■ **Task requirements**
Where a line of the entries holds the string "icon", copy that line.
*** Opening Given records ***
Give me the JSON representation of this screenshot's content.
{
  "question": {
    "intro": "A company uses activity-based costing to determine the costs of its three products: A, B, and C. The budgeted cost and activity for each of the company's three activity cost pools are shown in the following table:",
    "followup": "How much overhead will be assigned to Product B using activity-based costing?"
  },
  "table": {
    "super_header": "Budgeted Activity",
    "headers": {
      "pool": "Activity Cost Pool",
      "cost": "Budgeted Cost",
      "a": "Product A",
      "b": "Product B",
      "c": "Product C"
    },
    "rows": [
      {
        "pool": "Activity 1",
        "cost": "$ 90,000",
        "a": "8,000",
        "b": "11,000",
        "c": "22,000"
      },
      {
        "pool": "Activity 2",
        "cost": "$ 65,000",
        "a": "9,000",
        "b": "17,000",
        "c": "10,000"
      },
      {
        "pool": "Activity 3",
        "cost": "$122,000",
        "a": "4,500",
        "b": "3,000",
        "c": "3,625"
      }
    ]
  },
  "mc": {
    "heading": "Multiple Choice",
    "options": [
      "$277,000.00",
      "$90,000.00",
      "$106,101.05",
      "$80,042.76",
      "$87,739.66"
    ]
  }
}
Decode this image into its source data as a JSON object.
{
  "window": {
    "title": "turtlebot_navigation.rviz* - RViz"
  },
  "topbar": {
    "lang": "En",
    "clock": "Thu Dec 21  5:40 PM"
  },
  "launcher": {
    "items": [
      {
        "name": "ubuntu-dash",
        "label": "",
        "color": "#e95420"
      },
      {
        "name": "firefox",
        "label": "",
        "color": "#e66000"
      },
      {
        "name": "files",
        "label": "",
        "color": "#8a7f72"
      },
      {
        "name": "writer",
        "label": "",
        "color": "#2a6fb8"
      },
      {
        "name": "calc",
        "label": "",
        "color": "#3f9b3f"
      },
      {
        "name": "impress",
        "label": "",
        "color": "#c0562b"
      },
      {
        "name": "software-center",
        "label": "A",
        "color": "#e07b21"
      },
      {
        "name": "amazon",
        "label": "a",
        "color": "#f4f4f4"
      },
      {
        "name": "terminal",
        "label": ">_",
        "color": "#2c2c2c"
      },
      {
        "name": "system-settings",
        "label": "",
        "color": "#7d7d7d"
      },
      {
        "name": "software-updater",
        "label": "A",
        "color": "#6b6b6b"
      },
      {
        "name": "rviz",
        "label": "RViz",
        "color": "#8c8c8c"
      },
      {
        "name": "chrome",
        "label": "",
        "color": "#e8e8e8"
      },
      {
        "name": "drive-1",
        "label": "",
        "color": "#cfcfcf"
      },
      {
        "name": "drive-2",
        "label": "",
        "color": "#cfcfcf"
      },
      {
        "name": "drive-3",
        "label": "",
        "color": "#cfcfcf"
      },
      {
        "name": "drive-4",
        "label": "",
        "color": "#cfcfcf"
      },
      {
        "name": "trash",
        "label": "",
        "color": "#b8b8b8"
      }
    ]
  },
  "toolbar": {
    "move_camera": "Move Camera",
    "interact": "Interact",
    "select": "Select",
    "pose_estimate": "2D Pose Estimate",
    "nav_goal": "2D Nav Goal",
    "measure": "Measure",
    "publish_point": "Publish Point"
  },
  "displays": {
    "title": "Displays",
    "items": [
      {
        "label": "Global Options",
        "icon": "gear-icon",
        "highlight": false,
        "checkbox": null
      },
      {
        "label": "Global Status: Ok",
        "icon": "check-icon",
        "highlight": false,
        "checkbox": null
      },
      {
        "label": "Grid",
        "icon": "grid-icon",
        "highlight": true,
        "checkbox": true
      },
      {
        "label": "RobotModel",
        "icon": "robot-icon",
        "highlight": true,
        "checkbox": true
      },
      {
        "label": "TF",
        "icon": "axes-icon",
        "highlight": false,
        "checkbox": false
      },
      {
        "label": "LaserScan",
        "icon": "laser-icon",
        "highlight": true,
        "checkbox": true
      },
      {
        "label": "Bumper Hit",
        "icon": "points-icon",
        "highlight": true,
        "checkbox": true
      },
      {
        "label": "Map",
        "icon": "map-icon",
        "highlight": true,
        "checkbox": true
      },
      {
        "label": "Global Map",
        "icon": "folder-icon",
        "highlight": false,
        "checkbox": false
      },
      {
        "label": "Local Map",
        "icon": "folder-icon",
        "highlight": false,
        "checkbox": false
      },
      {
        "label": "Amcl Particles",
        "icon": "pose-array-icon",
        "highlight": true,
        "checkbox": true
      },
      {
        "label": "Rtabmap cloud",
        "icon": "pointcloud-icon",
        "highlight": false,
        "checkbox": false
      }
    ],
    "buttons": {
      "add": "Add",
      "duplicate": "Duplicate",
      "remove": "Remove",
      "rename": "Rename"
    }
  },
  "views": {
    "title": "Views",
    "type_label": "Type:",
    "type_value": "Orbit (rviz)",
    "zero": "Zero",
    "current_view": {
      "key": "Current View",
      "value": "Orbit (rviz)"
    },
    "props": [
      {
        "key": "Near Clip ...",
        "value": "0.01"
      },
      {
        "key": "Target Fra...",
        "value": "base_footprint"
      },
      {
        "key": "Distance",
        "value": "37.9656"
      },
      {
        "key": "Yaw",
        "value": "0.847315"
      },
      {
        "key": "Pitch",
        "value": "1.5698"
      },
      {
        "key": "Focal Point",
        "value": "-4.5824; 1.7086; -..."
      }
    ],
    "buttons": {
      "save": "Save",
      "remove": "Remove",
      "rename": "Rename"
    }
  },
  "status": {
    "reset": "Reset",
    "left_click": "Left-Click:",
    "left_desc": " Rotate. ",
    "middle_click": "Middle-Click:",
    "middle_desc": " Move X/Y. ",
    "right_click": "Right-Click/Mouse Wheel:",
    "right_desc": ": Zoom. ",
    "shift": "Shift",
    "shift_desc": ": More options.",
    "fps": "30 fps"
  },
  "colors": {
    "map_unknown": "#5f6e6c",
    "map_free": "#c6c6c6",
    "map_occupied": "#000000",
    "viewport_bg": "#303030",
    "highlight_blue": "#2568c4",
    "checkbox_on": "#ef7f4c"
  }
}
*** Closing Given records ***
■ **Answer section**
        "icon": "gear-icon",
        "icon": "check-icon",
        "icon": "grid-icon",
        "icon": "robot-icon",
        "icon": "axes-icon",
        "icon": "laser-icon",
        "icon": "points-icon",
        "icon": "map-icon",
        "icon": "folder-icon",
        "icon": "folder-icon",
        "icon": "pose-array-icon",
        "icon": "pointcloud-icon",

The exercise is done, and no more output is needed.